== INPUT RECORDS ==
────────
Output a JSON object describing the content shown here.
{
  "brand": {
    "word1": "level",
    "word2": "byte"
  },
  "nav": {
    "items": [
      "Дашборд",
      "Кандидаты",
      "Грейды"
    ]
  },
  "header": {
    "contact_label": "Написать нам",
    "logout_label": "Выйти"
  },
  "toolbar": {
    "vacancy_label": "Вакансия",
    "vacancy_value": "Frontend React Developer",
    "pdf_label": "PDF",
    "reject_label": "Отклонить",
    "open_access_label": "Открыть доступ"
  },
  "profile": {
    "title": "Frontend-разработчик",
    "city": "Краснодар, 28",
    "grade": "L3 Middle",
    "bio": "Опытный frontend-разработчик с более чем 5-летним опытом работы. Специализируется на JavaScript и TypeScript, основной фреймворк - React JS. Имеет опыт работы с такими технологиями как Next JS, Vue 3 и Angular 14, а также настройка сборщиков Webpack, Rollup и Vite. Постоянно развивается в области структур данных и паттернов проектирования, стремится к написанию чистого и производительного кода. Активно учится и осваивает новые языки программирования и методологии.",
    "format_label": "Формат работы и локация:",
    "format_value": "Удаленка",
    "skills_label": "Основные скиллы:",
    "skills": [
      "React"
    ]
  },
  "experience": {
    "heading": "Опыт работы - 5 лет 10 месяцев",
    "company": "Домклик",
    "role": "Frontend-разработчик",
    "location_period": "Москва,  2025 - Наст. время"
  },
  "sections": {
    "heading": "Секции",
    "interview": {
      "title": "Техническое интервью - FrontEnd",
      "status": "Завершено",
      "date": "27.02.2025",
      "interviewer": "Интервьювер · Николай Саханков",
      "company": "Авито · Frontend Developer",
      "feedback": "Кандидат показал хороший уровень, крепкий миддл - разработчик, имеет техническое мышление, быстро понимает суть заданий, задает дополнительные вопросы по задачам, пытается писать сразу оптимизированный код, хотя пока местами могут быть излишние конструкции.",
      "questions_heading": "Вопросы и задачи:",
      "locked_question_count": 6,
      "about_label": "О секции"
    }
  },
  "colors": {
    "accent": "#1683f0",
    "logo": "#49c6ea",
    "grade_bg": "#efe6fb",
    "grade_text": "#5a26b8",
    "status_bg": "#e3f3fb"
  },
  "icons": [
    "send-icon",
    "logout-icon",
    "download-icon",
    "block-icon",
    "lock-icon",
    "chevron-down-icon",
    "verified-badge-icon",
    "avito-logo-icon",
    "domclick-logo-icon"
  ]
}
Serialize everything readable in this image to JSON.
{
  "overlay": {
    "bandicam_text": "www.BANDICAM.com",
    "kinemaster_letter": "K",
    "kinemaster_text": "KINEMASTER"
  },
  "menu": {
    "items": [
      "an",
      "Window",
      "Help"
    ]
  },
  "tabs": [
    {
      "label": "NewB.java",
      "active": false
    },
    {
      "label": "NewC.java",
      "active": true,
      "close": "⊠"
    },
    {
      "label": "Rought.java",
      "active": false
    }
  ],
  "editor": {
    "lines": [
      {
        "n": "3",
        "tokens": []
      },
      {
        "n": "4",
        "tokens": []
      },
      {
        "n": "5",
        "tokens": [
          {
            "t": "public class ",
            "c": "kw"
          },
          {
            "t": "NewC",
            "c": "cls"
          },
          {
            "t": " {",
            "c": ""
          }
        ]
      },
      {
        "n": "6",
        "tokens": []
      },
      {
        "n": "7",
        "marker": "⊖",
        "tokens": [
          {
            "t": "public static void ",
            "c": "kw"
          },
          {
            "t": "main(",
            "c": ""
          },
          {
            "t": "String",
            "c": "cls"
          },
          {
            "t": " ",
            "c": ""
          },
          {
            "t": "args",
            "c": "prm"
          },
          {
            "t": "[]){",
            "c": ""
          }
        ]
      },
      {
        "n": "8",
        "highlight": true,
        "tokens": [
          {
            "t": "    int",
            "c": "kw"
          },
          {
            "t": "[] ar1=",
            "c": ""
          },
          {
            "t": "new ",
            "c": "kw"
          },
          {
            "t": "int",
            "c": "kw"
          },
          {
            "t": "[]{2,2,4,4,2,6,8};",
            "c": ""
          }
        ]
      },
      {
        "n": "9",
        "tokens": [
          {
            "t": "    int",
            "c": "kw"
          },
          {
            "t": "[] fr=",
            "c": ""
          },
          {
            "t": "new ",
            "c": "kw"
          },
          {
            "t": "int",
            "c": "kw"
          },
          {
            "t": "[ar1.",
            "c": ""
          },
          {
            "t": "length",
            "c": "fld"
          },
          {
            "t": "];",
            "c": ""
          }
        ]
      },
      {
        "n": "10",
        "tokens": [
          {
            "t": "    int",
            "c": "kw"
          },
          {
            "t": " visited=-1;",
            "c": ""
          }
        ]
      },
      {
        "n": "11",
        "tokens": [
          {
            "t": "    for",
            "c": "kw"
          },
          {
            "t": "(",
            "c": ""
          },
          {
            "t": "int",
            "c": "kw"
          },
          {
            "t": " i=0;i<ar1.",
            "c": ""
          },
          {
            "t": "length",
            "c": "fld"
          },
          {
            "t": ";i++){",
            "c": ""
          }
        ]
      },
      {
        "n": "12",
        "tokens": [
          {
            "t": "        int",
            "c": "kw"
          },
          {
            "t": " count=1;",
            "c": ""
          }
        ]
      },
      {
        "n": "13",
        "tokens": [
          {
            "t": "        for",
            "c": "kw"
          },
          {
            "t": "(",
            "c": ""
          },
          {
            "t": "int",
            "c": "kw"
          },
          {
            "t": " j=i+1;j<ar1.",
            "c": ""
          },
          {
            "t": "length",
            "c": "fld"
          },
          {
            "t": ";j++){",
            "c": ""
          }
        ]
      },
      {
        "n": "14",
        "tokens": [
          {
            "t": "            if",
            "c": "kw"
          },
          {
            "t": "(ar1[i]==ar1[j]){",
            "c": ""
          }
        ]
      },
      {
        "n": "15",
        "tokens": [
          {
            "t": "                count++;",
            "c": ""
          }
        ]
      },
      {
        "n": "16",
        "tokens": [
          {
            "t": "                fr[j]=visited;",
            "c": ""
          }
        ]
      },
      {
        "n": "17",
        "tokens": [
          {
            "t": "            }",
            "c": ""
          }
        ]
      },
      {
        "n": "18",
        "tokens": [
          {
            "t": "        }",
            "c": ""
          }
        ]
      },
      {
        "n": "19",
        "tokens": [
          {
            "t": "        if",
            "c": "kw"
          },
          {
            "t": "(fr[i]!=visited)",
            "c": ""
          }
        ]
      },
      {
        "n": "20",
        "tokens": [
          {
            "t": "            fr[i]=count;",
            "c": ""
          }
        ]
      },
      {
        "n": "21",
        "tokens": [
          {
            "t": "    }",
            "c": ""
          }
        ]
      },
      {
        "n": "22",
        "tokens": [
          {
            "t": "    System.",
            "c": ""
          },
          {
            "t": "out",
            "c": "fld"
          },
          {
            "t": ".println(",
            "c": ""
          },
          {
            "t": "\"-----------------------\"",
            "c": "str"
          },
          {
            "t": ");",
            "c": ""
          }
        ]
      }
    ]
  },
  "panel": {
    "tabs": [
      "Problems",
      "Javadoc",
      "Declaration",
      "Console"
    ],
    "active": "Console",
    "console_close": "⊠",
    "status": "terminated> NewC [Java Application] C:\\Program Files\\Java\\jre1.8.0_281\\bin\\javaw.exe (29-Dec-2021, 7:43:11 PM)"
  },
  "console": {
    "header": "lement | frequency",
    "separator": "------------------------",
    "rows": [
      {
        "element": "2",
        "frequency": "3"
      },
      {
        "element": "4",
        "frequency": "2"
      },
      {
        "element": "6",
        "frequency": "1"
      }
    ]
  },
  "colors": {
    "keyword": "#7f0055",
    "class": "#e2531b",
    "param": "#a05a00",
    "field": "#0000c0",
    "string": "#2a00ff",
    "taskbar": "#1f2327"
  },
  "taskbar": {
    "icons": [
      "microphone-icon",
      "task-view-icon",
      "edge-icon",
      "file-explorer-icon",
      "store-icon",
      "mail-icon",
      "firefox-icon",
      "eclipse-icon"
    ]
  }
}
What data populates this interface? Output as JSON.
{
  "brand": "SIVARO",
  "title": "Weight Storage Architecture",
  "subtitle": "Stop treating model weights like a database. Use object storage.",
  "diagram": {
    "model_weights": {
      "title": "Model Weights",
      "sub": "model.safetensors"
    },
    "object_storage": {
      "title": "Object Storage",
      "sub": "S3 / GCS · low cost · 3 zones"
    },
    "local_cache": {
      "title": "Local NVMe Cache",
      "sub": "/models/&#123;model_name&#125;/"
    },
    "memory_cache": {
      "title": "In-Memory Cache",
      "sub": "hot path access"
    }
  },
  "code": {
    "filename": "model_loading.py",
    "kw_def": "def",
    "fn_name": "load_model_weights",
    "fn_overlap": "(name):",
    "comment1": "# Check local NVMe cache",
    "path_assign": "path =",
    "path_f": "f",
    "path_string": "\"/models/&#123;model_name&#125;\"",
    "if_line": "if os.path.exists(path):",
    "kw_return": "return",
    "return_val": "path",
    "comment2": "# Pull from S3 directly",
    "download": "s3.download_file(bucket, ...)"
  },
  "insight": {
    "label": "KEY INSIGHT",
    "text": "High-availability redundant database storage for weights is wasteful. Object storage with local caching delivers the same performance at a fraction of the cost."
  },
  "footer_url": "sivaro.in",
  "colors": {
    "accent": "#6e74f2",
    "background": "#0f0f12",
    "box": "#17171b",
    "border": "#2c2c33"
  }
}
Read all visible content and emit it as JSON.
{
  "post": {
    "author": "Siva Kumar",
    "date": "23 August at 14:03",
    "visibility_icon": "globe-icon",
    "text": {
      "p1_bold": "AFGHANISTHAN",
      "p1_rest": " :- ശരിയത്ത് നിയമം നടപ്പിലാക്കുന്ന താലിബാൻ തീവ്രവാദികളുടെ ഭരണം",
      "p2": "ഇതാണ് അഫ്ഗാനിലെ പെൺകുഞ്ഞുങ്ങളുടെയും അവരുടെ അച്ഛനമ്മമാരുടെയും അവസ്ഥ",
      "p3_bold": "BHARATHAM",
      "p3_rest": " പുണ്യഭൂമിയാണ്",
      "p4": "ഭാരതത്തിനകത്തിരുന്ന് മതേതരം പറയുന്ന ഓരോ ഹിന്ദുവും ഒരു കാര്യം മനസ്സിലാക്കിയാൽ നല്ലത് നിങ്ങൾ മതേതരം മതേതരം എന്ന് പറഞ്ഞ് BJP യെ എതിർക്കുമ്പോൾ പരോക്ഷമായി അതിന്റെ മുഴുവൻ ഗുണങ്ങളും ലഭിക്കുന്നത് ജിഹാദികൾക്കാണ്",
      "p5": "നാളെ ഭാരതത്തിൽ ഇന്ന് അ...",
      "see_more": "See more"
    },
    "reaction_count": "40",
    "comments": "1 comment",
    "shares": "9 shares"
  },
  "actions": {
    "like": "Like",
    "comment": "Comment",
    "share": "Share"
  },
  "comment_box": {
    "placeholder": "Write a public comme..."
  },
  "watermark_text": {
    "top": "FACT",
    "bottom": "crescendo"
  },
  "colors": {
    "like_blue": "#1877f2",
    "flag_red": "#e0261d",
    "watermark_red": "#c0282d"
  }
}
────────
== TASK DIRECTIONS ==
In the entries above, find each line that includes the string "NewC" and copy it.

== WRITTEN RESPONSE ==
      "label": "NewC.java",
            "t": "NewC",
    "status": "terminated> NewC [Java Application] C:\\Program Files\\Java\\jre1.8.0_281\\bin\\javaw.exe (29-Dec-2021, 7:43:11 PM)"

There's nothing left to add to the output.